Betta also love to hunt. So you might want to consider including mosquito larvae, brine shrimp, or bloodworms as part of their meals.


Breeding Betta

You don't have to breed your fish. But if you're interested in doing so, it can be a lot of fun. When it's breeding time, betta males build a bubble nest near the surface to attract a female. As she lays eggs, the male will retrieve them and deposit them in the bubble nest, which he guards until the eggs hatch.

While normally you shouldn't keep two betta fish together in the same tank, you can make an exception to encourage breeding. But the female should only be in the male's tank for about 24 hours until the eggs are released.

So, how do you tell a male betta from a female betta? While you can't always tell a juvenile male from a female, it's easier once they're adults. Male betta fish tend to have longer, flatter bodies, bigger fins, and more brilliant colors than females. Females tend to be shorter and wider and have an "egg spot" between their ventral and anal fins, which male betta typically don't have.


Appropriate Tank Mates

Do you want to keep more than one fish in your tank? Not all fish make great tank mates for betta. Betta can be territorial, so don't add another betta to the tank, especially if they are both males. (Note the exception in the section above for times when you might want to breed your betta fish.)

Instead, look for gentle, bottom-dwelling tank mates, like a kuhli loach, ghost shrimp, snails, African dwarf frogs, or corydoras catfish. Corydoras catfish need to be kept in groups, so make sure your tank is large enough to support them. If you really want to add fish, do your research to find compatible ones, like little Tetras or small Rasboras. Avoid more aggressive fish that might bite your betta's fragile fins. Examples of more aggressive fish that won't play nice with betta include cichlids, gouramis, and tiger barbs.

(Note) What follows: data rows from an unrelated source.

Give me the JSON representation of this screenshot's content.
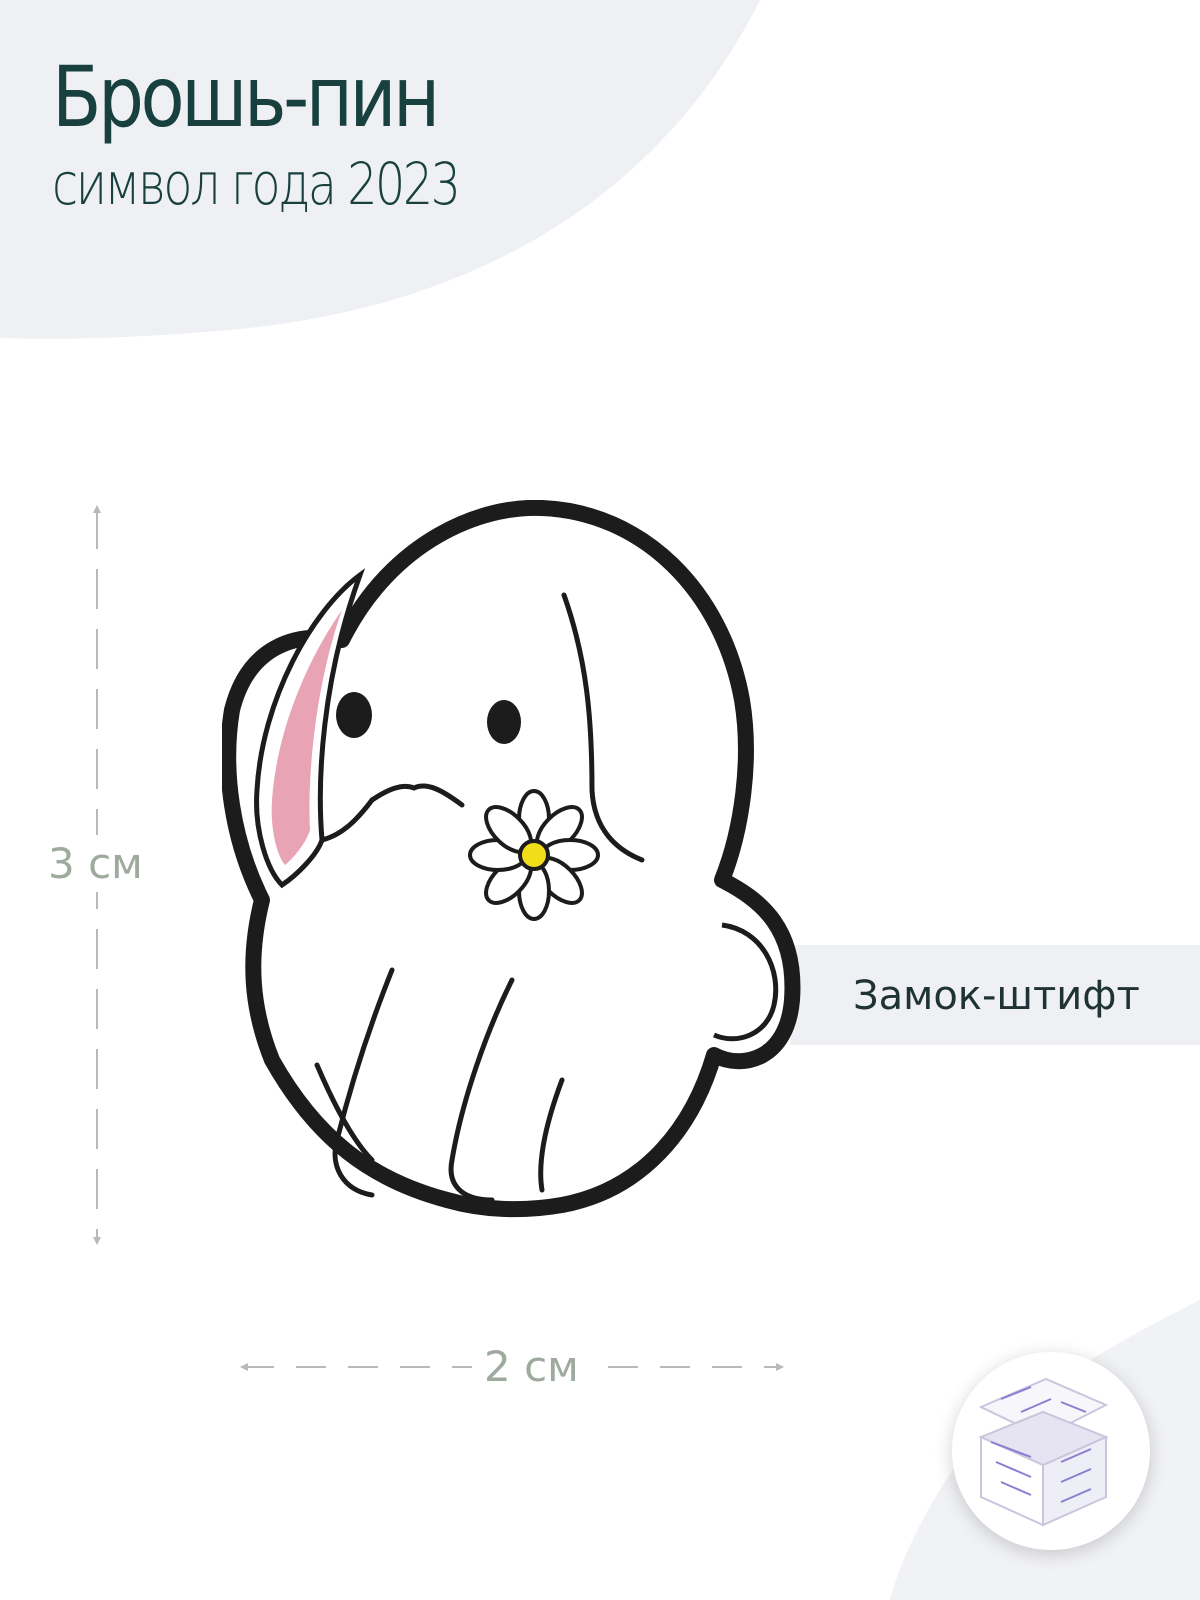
{
  "title": "Брошь-пин",
  "subtitle": "символ года 2023",
  "dimensions": {
    "height_label": "3 см",
    "width_label": "2 см"
  },
  "features": {
    "lock_label": "Замок-штифт"
  },
  "product": {
    "description_icon": "bunny-pin-icon",
    "colors": {
      "outline": "#1c1c1c",
      "enamel": "#ffffff",
      "ear_inner": "#e8a3b5",
      "flower_center": "#f2dd1a"
    }
  },
  "packaging_icon": "gift-box-icon",
  "colors": {
    "title": "#17403f",
    "dimension_text": "#9eaa9e",
    "panel_bg": "#eff0f4"
  }
}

Playing Games with Your Betta

Did you know betta like to play games? You can help your fish stay entertained and happy by playing games and even teaching them tricks. Watching your tiny fish respond to your commands can be fun for both of you!

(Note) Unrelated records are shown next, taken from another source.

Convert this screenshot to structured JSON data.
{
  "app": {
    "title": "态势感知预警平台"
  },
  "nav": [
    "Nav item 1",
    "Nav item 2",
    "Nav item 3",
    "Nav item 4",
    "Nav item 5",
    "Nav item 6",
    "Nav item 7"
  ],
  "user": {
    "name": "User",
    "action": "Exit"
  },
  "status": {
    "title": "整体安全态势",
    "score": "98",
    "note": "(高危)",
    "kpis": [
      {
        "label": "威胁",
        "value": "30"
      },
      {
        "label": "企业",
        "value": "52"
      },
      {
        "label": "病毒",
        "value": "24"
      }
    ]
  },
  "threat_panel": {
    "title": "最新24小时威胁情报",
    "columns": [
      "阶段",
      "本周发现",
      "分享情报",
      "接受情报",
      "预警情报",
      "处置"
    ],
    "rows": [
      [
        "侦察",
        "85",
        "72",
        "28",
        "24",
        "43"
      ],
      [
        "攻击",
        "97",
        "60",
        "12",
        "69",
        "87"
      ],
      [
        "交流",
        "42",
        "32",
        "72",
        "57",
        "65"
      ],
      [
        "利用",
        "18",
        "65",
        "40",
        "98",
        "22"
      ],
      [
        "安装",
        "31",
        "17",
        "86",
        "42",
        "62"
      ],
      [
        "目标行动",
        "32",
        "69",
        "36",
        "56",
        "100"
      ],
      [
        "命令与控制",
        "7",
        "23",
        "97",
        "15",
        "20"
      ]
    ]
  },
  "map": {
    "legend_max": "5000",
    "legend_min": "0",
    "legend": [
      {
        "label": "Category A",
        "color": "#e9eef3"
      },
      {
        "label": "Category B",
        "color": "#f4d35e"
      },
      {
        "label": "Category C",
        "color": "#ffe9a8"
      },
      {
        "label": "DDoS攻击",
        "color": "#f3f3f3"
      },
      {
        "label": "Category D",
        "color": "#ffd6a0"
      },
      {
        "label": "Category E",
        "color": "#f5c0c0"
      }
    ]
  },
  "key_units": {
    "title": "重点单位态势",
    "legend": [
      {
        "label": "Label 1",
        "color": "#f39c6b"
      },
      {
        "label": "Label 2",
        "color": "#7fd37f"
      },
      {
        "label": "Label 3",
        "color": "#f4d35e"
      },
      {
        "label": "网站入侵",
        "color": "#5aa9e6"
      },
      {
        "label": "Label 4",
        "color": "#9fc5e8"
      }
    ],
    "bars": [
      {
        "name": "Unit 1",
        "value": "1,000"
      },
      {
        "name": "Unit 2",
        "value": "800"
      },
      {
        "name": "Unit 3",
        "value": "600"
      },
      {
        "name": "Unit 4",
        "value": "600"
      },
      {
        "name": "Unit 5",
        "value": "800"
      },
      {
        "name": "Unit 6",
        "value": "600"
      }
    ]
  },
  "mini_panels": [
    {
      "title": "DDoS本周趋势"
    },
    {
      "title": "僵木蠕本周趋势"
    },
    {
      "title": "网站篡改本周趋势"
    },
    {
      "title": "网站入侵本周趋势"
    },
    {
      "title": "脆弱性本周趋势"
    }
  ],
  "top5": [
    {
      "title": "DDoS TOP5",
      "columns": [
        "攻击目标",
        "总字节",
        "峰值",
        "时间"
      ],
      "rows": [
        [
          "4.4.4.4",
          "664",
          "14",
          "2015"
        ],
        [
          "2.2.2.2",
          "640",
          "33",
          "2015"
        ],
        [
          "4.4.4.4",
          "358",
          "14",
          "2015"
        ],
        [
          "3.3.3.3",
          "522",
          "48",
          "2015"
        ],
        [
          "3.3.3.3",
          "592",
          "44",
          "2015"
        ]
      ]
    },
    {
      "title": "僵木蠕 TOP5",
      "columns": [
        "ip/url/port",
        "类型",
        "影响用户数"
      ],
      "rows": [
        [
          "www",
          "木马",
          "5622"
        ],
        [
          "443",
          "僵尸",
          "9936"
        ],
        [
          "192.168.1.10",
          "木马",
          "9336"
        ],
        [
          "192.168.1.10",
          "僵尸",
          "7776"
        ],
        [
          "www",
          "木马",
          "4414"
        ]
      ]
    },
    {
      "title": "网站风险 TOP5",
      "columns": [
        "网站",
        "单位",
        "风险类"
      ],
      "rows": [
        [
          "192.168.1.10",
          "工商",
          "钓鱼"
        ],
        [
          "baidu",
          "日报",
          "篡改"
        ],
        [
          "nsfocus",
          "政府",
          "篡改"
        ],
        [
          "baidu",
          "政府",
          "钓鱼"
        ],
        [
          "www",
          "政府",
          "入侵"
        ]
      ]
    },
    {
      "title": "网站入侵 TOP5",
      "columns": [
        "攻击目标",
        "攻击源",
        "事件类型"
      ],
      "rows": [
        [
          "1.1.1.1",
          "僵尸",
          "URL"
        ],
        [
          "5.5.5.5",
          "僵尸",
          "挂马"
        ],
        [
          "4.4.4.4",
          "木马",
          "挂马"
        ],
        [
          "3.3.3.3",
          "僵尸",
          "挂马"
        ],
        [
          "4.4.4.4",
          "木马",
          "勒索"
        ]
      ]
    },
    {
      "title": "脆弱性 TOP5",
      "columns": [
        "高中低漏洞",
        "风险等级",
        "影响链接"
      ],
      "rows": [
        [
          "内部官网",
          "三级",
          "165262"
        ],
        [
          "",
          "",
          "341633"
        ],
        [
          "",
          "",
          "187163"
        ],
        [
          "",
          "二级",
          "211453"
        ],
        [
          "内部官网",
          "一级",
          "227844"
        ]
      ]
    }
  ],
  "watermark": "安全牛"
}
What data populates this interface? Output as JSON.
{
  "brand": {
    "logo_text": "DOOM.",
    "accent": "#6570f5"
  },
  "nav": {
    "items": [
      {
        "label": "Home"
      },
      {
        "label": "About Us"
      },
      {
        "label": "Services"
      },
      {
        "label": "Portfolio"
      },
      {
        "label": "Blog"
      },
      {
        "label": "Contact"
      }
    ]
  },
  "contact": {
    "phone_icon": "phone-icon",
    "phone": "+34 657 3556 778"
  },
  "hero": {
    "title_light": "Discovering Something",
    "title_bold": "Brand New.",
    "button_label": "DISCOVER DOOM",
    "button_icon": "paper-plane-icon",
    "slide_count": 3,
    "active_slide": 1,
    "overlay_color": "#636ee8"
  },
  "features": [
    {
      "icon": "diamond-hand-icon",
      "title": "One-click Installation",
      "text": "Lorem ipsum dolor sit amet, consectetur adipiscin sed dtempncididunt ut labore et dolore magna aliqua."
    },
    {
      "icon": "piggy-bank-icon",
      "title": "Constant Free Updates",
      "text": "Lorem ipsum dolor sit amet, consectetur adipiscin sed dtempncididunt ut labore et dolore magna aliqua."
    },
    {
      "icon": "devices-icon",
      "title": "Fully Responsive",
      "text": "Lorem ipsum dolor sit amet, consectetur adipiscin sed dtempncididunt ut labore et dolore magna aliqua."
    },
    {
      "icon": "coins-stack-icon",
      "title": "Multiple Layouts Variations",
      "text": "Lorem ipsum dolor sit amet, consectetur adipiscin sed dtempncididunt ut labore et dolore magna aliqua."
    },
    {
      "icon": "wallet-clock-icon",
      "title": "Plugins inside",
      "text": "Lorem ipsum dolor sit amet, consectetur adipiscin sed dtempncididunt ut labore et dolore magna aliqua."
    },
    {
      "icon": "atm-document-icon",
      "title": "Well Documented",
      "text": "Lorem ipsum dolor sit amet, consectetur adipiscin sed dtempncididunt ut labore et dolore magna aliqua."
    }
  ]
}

1. Ball Pits

Create a ball pit that your betta can play with using Betta Beads. Your betta will love foraging in the beads for treats and swimming through them.

2. Hoops and Treats

You can also create a hoop with a pipe cleaner and encourage your betta to swim through it for a treat.

3. Teaching Tricks

Use fish food when teaching your betta tricks (be careful not to overfeed them). Start with getting them to "come," just like your dog! First, put your finger near the surface of the water. As your fish approaches, drop a little food into the water to encourage them. Once your fish regularly responds to your finger, you can try other tricks, like teaching him to leap out of the water for a hand-fed treat.

To teach your fish to "jump," start by ensuring that he regularly responds to hand-feeding without hesitation. Then gradually lift the pellet above the surface, a little higher each time, until they leap for the food. (Just don't forget to put the tank lid back on securely when you're done!)

Remember that tricks take time to learn. Spend about five to 10 minutes a day on tricks, so neither of you get bored or frustrated, and don't overfeed your fish.

As you can see, caring for a betta can be so rewarding. Not only is this fish beautiful, but you'll have a gentle companion that can even be taught to do tricks. Setting up the tank may take a little time, but it's well worth the investment.